- EXERCISE BRIEF -
Scan the records below for the word "true". Copy each line where it appears.

- RECORDS FOR PROCESSING -
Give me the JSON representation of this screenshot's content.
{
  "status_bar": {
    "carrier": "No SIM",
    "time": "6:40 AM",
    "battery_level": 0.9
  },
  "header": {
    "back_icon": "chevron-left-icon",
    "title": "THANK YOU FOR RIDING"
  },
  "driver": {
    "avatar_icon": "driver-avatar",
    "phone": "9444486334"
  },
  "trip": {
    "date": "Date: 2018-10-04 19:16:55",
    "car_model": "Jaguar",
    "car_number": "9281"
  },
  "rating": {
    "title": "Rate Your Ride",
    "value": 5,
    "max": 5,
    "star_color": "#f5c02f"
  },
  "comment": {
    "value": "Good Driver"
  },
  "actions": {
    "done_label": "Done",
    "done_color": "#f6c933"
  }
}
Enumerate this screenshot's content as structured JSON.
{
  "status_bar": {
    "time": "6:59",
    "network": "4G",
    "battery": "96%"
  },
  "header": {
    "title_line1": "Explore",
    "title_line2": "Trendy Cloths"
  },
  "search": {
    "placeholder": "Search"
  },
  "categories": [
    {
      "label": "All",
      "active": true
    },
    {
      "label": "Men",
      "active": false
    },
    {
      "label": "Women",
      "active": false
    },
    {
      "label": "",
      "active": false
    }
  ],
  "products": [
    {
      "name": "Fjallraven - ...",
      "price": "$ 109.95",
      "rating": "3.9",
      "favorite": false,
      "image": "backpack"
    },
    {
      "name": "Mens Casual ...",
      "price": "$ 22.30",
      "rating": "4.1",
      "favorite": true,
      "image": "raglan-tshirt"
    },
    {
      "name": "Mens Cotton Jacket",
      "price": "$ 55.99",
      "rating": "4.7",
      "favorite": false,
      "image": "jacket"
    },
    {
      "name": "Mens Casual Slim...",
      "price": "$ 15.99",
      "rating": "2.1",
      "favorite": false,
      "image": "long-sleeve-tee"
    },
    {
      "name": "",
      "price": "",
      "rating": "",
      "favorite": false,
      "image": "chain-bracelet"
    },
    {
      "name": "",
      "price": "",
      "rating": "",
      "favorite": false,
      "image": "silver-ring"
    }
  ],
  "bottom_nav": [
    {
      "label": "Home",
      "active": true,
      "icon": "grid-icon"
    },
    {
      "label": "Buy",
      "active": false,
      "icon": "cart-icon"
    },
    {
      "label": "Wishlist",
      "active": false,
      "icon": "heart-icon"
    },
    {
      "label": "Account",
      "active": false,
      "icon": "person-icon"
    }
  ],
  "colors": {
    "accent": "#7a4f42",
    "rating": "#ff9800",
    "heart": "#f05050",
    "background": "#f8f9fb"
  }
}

- REPLY -
      "active": true
      "favorite": true,
      "active": true,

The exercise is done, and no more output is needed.